▶ _Work request_
Output what the records say, word for word, with no images.

▶ _Dataset_

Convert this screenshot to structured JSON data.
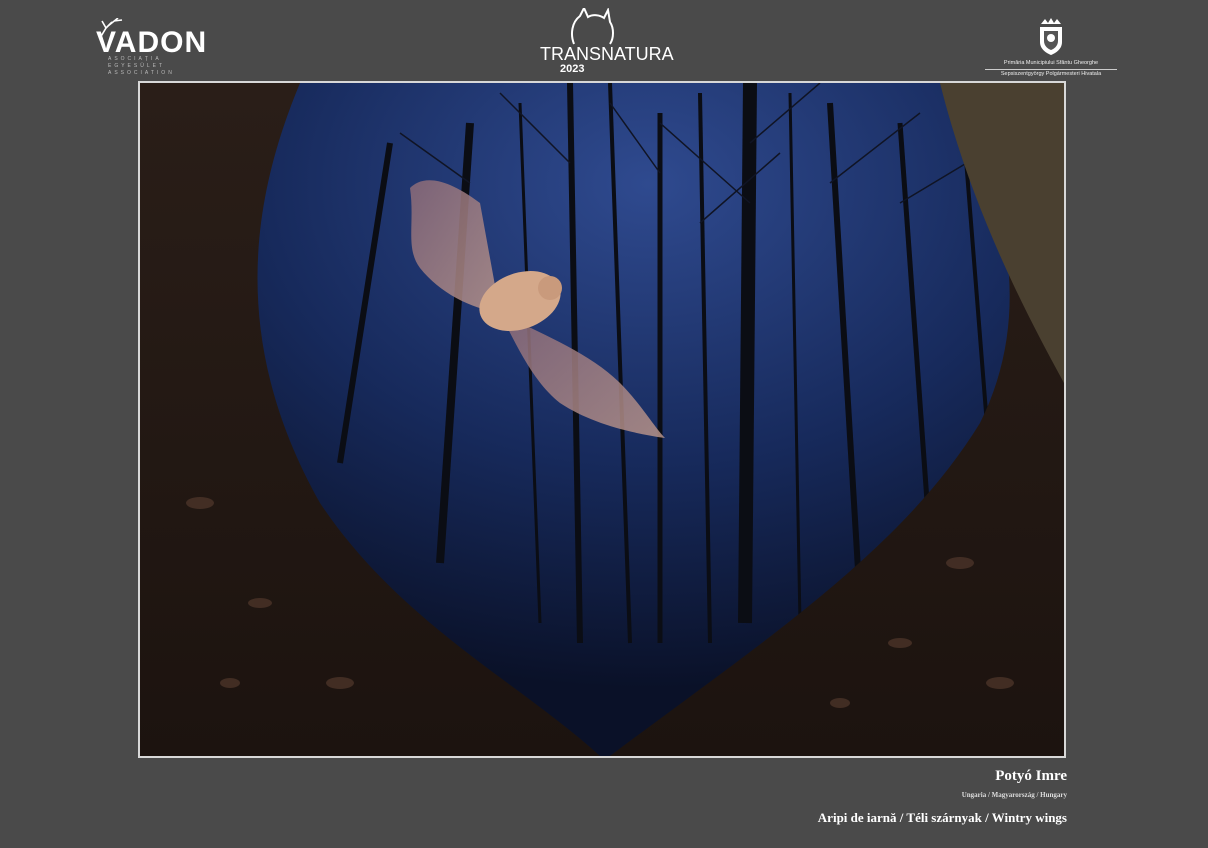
{
  "logos": {
    "vadon": {
      "name": "VADON",
      "sub": [
        "ASOCIAȚIA",
        "EGYESÜLET",
        "ASSOCIATION"
      ]
    },
    "transnatura": {
      "word": "TRANSNATURA",
      "year": "2023"
    },
    "primaria": {
      "line1": "Primăria Municipiului Sfântu Gheorghe",
      "line2": "Sepsiszentgyörgy Polgármesteri Hivatala"
    }
  },
  "photo": {
    "subject": "bat-in-flight-night-forest",
    "colors": {
      "sky": "#1a2e66",
      "ground": "#3a2a20",
      "bat": "#c99a7c"
    }
  },
  "caption": {
    "author": "Potyó Imre",
    "country": "Ungaria / Magyarország / Hungary",
    "title": "Aripi de iarnă / Téli szárnyak / Wintry wings"
  }
}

▶ _Output below_
Convert this screenshot to structured JSON data.
{
  "logos": {
    "vadon": {
      "name": "VADON",
      "sub": [
        "ASOCIAȚIA",
        "EGYESÜLET",
        "ASSOCIATION"
      ]
    },
    "transnatura": {
      "word": "TRANSNATURA",
      "year": "2023"
    },
    "primaria": {
      "line1": "Primăria Municipiului Sfântu Gheorghe",
      "line2": "Sepsiszentgyörgy Polgármesteri Hivatala"
    }
  },
  "photo": {
    "subject": "bat-in-flight-night-forest",
    "colors": {
      "sky": "#1a2e66",
      "ground": "#3a2a20",
      "bat": "#c99a7c"
    }
  },
  "caption": {
    "author": "Potyó Imre",
    "country": "Ungaria / Magyarország / Hungary",
    "title": "Aripi de iarnă / Téli szárnyak / Wintry wings"
  }
}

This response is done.